Zeroing x,y,z axis mod

I was browsing through youtube for cnc mods and i came a cross to a usb microscope mod, you mount a usb microscope to the spindle mount, adjust it to be as accurate as possible and zero the machine with the microscope instead of just eye- balling it. Also he soldered a wire to a copper plate and used that with the +5 volts from an arduino and used conductivity to zero the z axis and programmed it to remove the thickness of the copper plate so the machine will know exactly where the top of the material is. So i guess my question is what mods have everyone come up with to further improve the performance and accuracy of your cnc machines. I will definitely be doing the usb microscope mod, what are your thoughts and what are your ideas for different mods.

The microscope and copper plate mod blog:


That’s interesting… The X-Carve will be my first CNC. So I’m trying to learn as much as I can. Never thought the zero would be that critical, unless you’re coming back at a later time to make more cuts.

Wouldn’t a laser pointer mounted to the spindle serve the same purpose? Could be a little less costly.

Is there a way to set a constant home? And apply an x,y or z offset though g-code?

I just got done making a similar mod to my ShapeOko 2.

I posted a wright up here: [Zeroing a CNC with a USB Microscope ][1]

So far, I’m very happy with it.

Note: I’m using LinuxCNC instead of GRBL to control my machine.


Dang, now that is really cool. I’m definitely going to have to look into this one, even with the limit switches, that’s a cool capability.

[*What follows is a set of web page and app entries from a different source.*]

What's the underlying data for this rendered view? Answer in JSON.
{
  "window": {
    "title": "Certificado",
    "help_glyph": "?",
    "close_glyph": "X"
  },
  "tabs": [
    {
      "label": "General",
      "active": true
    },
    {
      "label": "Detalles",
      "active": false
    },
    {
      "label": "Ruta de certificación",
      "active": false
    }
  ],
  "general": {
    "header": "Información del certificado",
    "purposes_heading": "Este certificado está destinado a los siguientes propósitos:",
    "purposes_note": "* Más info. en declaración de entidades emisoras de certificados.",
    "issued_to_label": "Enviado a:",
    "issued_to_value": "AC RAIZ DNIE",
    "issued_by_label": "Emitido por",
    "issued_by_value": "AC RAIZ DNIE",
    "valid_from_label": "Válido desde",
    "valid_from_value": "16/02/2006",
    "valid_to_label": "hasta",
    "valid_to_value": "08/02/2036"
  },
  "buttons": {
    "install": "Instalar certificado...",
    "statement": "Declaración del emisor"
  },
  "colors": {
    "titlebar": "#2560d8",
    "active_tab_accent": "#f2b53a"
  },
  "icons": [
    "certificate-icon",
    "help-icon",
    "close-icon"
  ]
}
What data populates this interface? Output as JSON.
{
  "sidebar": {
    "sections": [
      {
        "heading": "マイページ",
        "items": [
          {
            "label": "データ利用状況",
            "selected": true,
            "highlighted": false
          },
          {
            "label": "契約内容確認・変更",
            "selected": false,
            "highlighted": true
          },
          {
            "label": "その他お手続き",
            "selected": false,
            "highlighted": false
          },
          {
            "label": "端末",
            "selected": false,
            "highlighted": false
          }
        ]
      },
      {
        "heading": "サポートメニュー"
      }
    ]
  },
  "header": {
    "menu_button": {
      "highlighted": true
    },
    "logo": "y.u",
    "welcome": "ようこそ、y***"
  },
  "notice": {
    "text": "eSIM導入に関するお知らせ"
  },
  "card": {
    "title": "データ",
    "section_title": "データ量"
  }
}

On the shark piranha that I am trying to sell( to buy an x-carve of course) , the touch plate accessory uses continuity to determine z-zero. the control pendant has an app that you run to set the zero.It’s a totally automatic operation once you tell it to run and then you can accept the settings, try again or abort. The touch plate is .375" thick and this is accounted for when zero is set.

The G-shield on the X-Carve also supports the touch-plate method of zeroing, I believe. :smiley:


There are two great ways to do this accurately without using optics. The first uses a tool called an edgefinder. You mount it in the spindle and turn it on. The tip is mounted on a spring inside the tool. When the tip touches the workpiece, it moves off-center of the spindle axis. As you move the spindle more toward the edge of the workpiece, the tip will become concentric with the edgefinder body when the tip of the edgefinder is exactly half it’s diameter from the center of the spindle. You then move the Z axis up to clear the workpiece, move over half of the edgefinder diameter (usually move .1 inch) and you are now over the edge where you set your axis zero. You do this for both the X and Y, then you know where your startpoint is.

The other method involves mounting a machined metal bushing on your sacrificial board. You use a dial-test indicator mounted in the spindle to indicate the hole of the bushing and this centers the spindle over the bushing hole. You then set X and Y zero to that point which will also be the programmed zero point inside your CAM software. Of course you will have to have some method of accurately locating your part on the machine like two pins in a line and a third on the edge for a square piece of stock. Other methods work for round or odd-shaped workpieces.

I’ve been operating and programming CNC machines for 30 years. These are both standard machine shop practices.


I just today changed a PC over to Linux and LinuxCNC for future us on an X-Carve to be ordered at a later date. How are you liking LinuxCNC. I would be interested in your config setting when I get to that point.
Also have you made any changes to you UI.


Hey what’s your setup between the LinuxCNC and the machine? Are you using different drivers/motors/controller board?
Could you share your setup and configuration settings?

I just ordered a 3rd stepper driver for my breakout board once I realized the included NEMA 23 motors were only 140 ounce and I’ve got 3 x 270 ounce I can use to drive the X/Y.


Caleb and I both missed this post. LinuxCNC talks to the machine controller via the parallel port or a Mesa card that replaces the parallel port. I will be using a Gecko G540 4 axis controller with axis 1 and 4 slaved together for the Y axis in the standard configuration or in my case the X axis that will be the longer 1800 axis on my machine.
I do my part designs in alibre/Geomagic, Draft sight, or Onshape. I use SprutCAM 9 or CamBam for generating tool paths and Gcode using LinuxCNC post processors.

I did not order any of the electronics for my machine with the exception of the power supply.

Hope this answers your question.


Yep - I’ve been using it with an old PC to run a lathe. Before that I tried Mach3 on the same machine but with windows XP. You’re using different motors and drivers, but I’d still be interested in whatever numbers you settle on for max velocity and acceleration.